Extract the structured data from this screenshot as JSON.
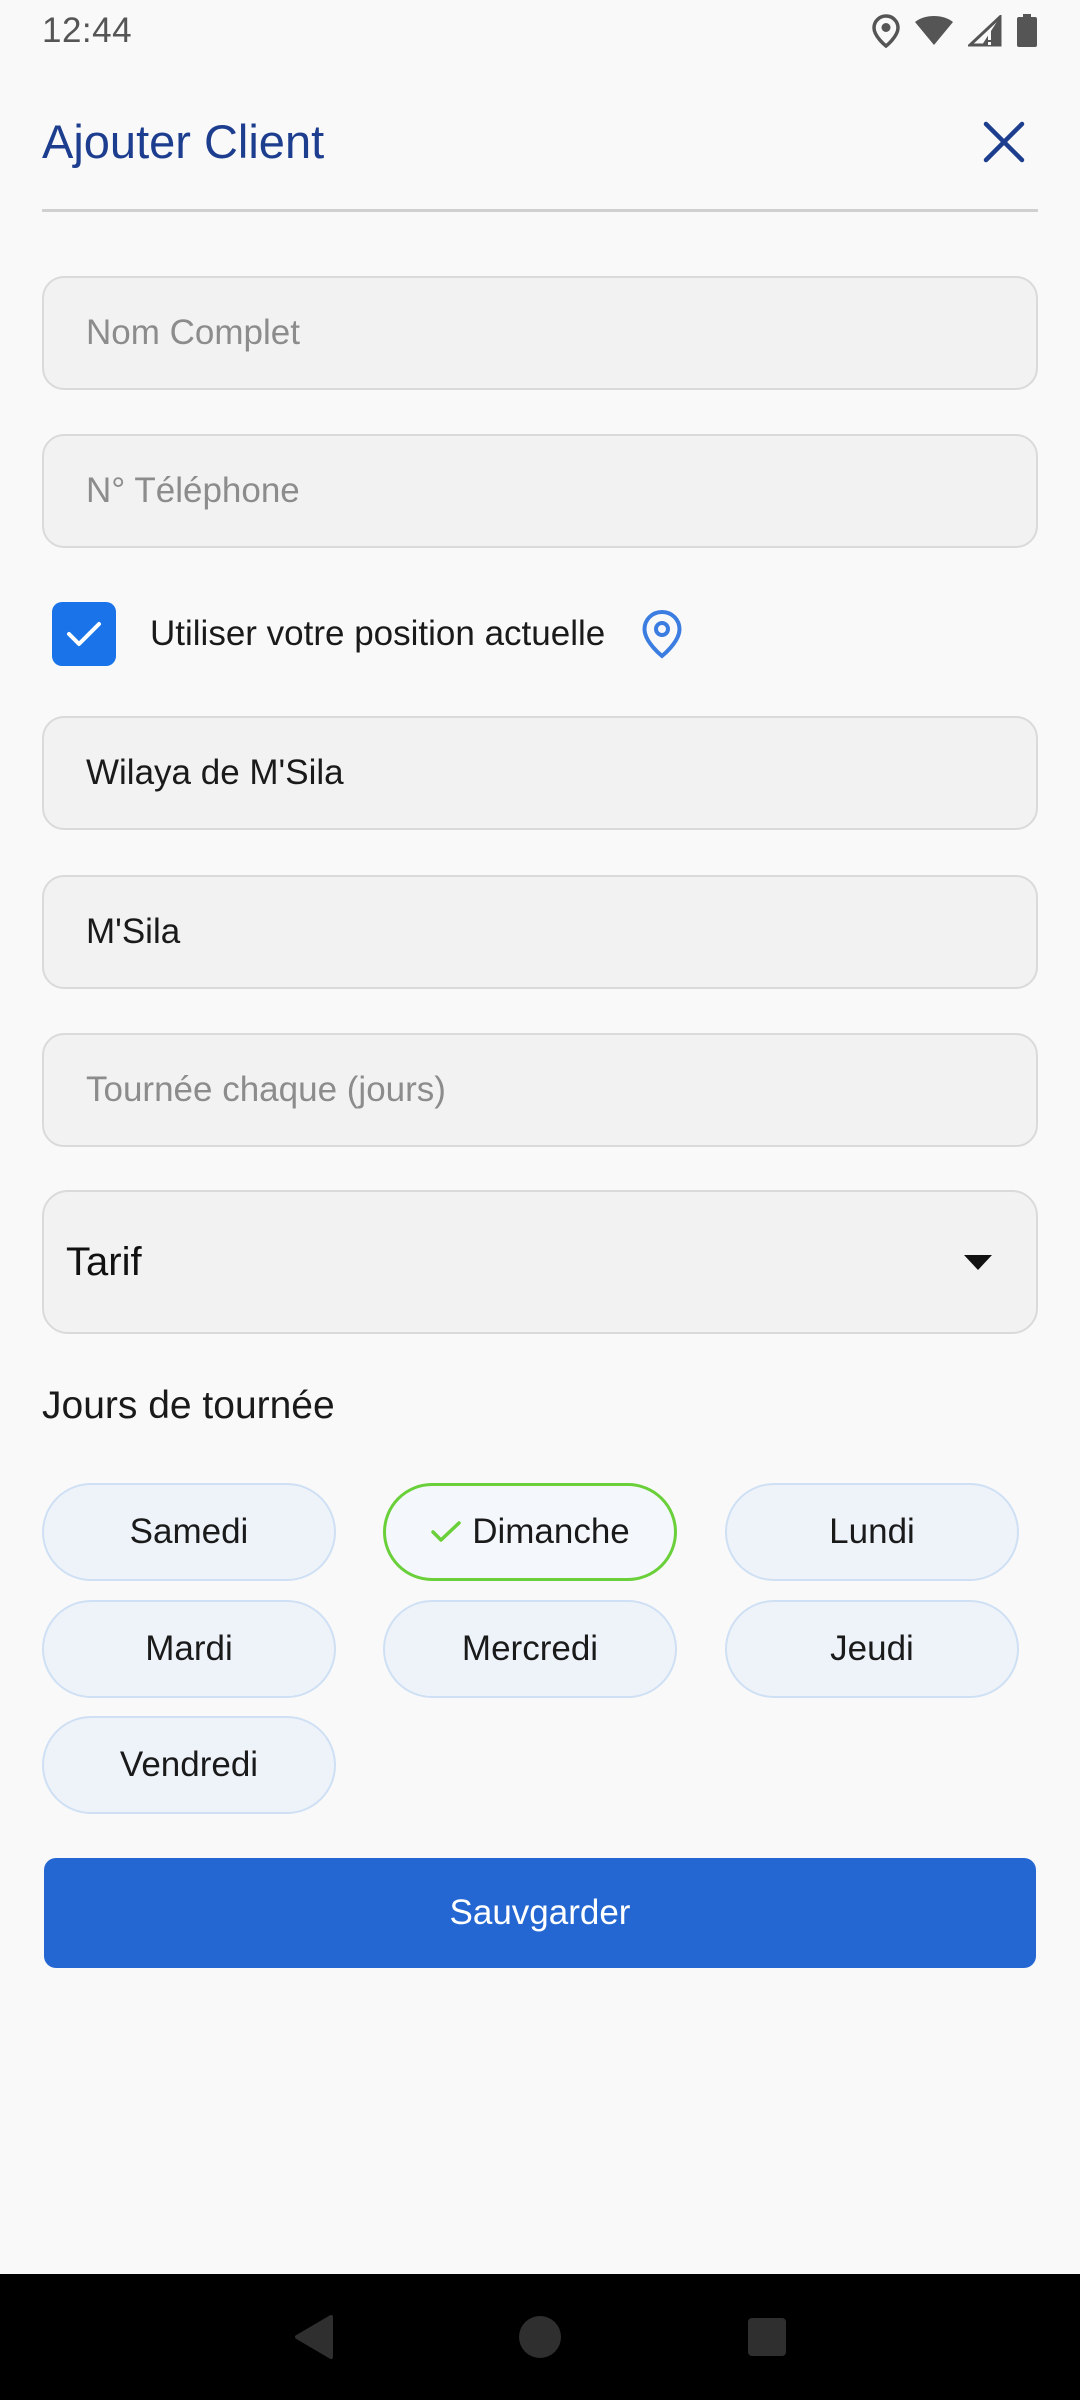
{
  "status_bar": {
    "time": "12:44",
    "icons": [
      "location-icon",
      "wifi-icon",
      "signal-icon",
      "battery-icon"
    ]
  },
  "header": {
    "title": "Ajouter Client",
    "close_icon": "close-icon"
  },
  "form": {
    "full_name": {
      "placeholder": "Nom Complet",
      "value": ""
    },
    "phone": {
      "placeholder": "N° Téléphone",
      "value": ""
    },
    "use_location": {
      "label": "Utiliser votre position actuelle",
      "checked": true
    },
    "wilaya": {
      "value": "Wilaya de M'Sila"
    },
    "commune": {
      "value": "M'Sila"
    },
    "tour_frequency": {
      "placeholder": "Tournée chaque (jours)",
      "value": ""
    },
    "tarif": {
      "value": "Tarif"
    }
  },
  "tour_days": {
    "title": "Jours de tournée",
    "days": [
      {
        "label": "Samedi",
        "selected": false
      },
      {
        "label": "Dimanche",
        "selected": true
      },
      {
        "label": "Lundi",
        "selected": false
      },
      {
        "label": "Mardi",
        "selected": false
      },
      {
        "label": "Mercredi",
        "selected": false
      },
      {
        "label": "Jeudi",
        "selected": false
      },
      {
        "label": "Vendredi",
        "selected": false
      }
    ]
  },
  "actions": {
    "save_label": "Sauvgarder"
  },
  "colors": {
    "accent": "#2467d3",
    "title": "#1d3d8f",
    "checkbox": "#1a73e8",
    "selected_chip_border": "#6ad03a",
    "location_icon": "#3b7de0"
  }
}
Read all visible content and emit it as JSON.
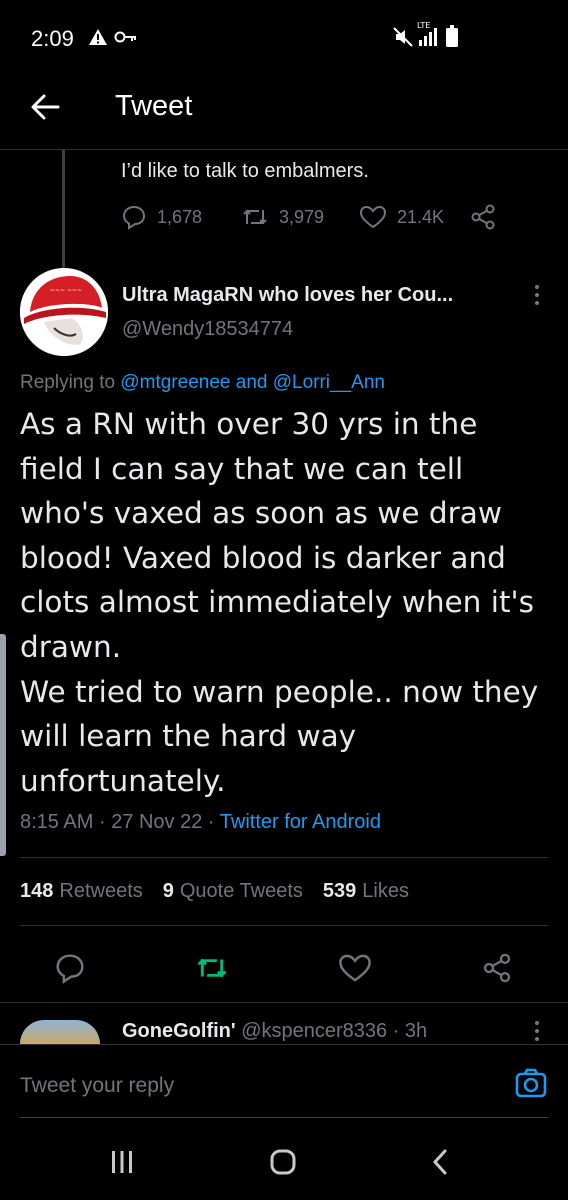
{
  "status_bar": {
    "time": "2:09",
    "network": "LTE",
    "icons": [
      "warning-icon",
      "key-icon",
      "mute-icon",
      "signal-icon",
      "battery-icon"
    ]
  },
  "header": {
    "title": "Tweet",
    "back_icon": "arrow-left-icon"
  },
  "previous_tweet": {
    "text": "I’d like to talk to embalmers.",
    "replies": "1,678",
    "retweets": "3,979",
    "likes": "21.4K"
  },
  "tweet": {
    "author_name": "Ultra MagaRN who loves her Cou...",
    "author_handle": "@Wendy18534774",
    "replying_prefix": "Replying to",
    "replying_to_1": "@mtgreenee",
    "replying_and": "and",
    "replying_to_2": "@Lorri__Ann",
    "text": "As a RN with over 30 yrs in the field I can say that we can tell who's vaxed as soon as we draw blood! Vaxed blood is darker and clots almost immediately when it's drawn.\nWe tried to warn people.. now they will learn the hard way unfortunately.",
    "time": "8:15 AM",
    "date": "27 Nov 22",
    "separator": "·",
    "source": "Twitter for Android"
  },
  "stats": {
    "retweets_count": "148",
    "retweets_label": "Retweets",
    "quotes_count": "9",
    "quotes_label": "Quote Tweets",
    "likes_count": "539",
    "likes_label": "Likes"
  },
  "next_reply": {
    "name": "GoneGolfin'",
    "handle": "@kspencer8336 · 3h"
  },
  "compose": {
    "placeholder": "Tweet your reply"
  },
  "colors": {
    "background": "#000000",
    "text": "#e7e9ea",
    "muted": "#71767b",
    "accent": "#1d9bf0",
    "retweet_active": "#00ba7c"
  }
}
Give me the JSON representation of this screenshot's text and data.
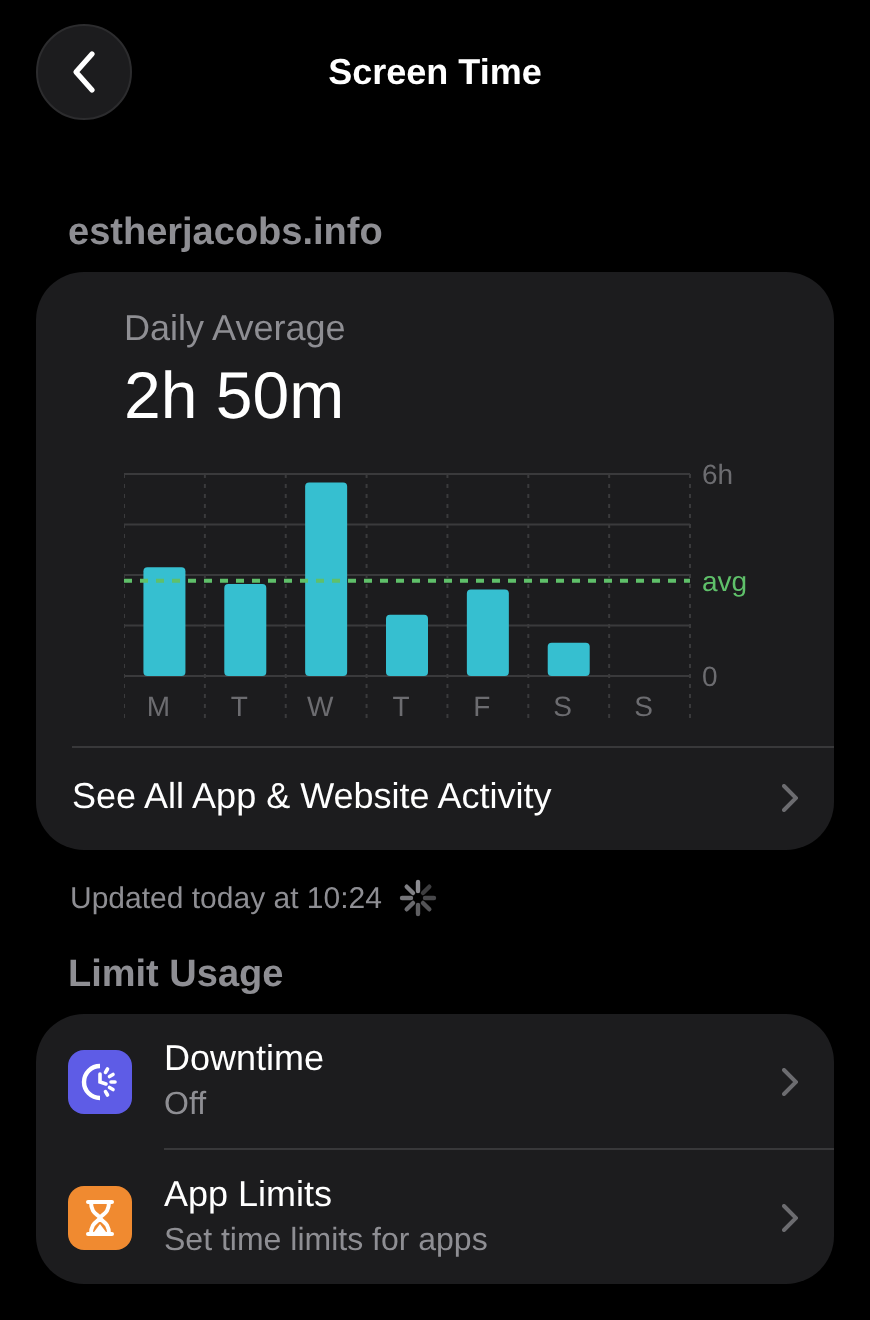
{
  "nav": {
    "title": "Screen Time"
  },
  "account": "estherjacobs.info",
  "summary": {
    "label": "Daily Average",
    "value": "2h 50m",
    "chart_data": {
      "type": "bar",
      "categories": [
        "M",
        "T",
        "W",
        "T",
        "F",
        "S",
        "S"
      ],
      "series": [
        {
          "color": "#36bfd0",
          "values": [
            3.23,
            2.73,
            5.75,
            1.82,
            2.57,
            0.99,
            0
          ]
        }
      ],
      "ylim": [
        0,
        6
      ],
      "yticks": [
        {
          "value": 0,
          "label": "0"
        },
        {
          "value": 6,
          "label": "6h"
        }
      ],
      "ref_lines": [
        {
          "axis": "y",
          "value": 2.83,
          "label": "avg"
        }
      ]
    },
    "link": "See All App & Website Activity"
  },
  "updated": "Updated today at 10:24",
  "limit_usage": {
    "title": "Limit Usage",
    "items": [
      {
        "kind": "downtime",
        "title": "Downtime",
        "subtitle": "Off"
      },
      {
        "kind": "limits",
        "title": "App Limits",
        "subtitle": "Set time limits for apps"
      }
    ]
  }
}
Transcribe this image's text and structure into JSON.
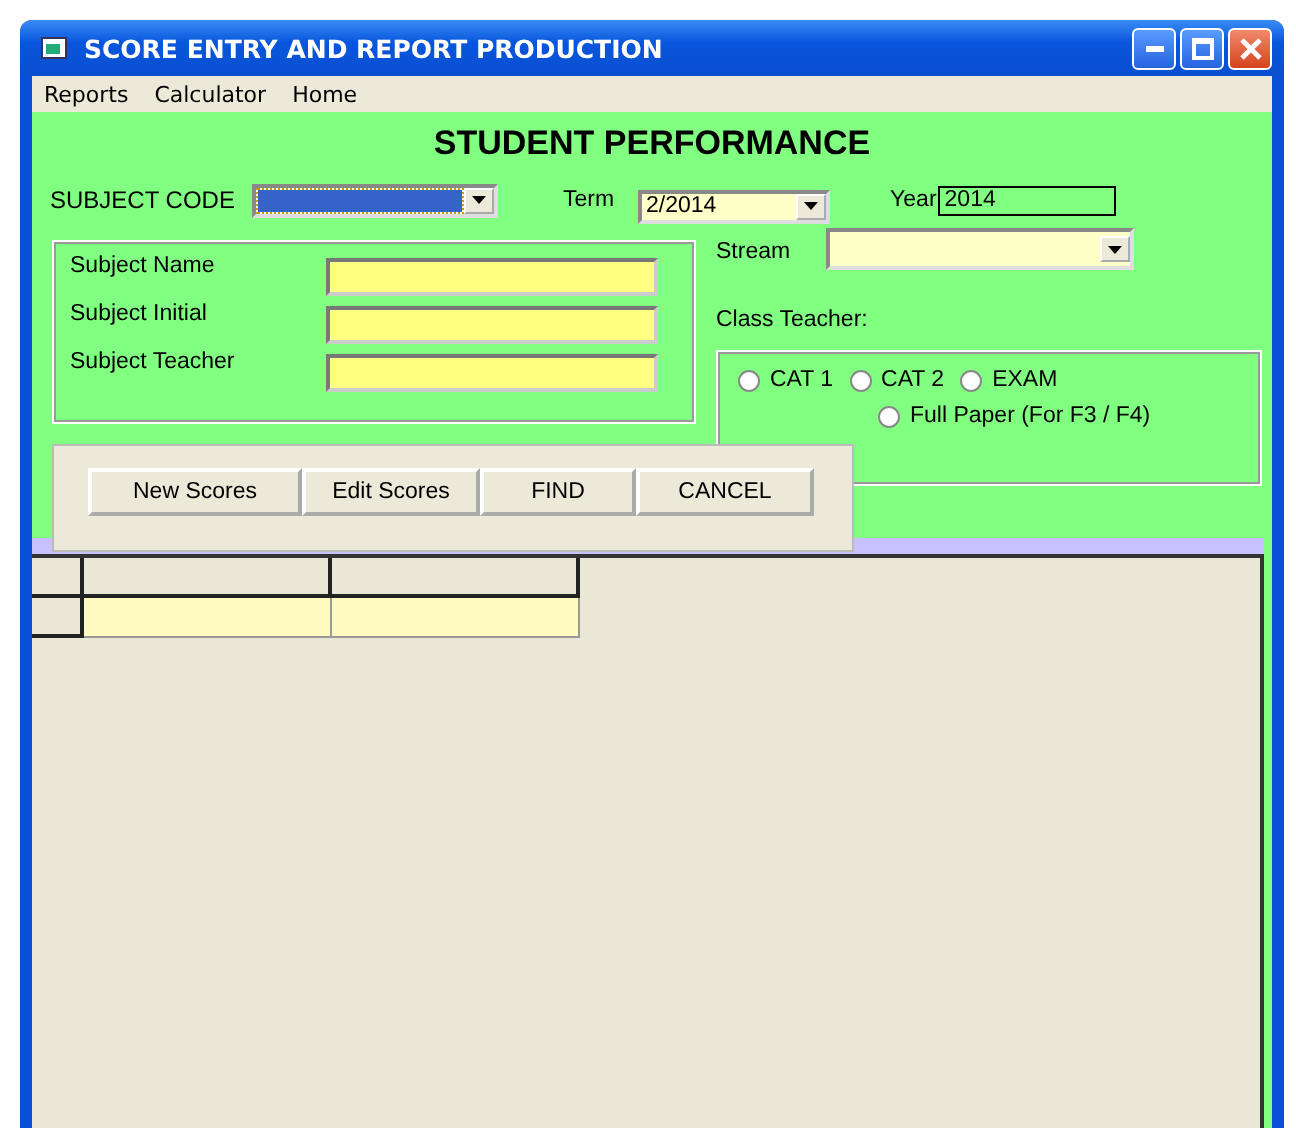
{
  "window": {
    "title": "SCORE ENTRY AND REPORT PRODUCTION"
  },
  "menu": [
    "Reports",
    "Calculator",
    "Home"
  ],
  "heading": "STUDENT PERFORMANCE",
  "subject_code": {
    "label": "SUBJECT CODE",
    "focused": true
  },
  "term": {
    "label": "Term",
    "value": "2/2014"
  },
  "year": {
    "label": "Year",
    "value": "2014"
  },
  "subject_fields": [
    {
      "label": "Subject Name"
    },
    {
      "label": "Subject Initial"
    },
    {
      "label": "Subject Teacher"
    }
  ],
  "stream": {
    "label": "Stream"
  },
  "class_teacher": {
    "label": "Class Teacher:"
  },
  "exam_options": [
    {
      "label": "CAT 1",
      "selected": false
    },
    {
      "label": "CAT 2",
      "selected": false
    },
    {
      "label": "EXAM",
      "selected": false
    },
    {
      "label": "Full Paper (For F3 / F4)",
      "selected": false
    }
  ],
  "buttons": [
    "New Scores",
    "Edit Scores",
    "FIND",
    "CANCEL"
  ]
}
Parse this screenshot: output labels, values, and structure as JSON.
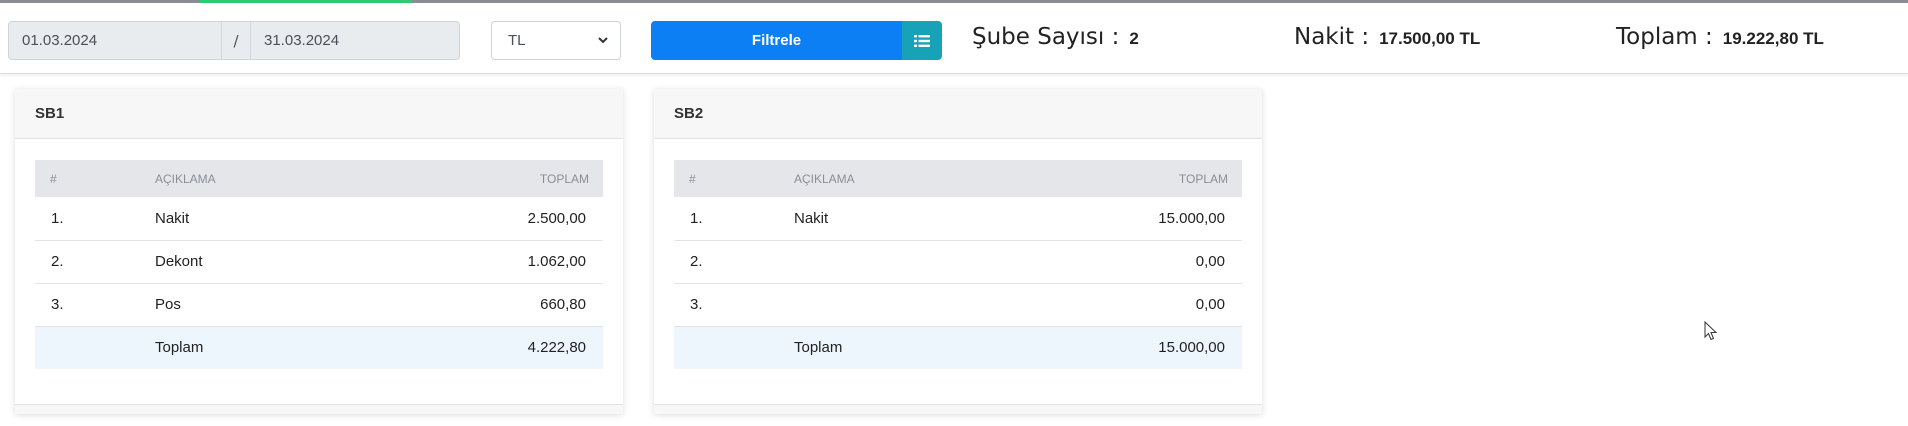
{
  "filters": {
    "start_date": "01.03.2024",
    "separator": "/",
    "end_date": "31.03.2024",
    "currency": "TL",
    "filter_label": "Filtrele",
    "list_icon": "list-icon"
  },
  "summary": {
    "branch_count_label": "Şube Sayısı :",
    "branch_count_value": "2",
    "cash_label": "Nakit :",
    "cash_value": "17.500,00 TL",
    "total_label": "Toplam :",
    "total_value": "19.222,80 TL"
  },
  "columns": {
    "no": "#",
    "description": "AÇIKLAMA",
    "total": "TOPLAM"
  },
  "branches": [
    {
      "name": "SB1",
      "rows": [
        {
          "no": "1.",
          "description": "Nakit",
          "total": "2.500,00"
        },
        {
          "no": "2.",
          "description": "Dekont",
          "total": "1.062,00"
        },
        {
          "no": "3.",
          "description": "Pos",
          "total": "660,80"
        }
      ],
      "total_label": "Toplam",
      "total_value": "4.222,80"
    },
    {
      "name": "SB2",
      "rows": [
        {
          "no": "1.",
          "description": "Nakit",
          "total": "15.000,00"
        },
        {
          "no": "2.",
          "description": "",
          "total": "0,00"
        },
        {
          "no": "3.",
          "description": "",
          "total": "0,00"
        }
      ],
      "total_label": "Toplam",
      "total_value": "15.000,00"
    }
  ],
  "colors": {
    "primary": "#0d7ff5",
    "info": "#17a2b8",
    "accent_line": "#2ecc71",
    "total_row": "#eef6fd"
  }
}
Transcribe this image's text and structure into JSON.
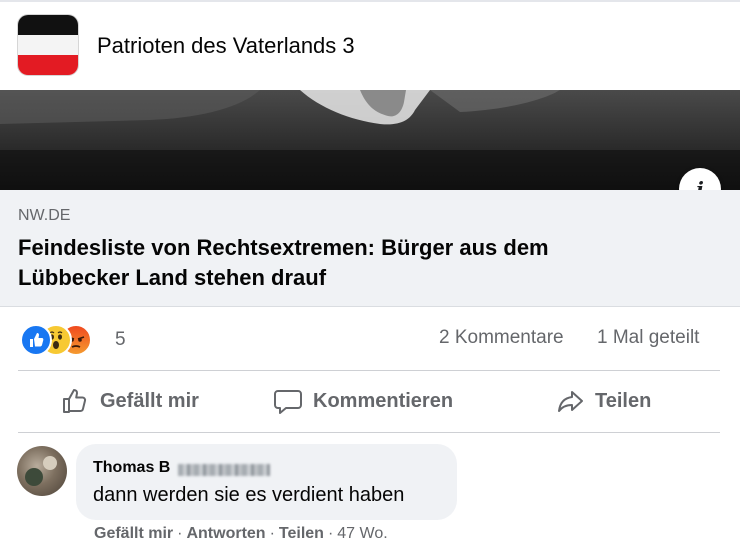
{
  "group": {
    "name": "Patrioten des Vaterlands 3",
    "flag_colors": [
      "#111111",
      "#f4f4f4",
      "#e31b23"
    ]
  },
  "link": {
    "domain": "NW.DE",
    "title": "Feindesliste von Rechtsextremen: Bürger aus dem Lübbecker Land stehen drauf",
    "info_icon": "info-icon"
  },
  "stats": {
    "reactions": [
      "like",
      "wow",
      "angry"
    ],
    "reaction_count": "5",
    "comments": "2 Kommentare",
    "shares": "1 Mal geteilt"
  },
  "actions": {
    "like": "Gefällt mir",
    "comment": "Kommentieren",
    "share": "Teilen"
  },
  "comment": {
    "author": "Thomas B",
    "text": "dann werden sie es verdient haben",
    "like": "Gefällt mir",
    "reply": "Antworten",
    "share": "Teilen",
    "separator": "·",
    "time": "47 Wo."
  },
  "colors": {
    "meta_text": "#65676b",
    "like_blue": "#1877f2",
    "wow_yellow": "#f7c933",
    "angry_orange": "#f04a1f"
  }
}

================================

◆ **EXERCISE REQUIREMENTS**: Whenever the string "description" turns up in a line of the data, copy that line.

◆ **OUTPUT**:
    "description": "AÇIKLAMA",
          "description": "Nakit",
          "description": "Dekont",
          "description": "Pos",
          "description": "Nakit",
          "description": "",
          "description": "",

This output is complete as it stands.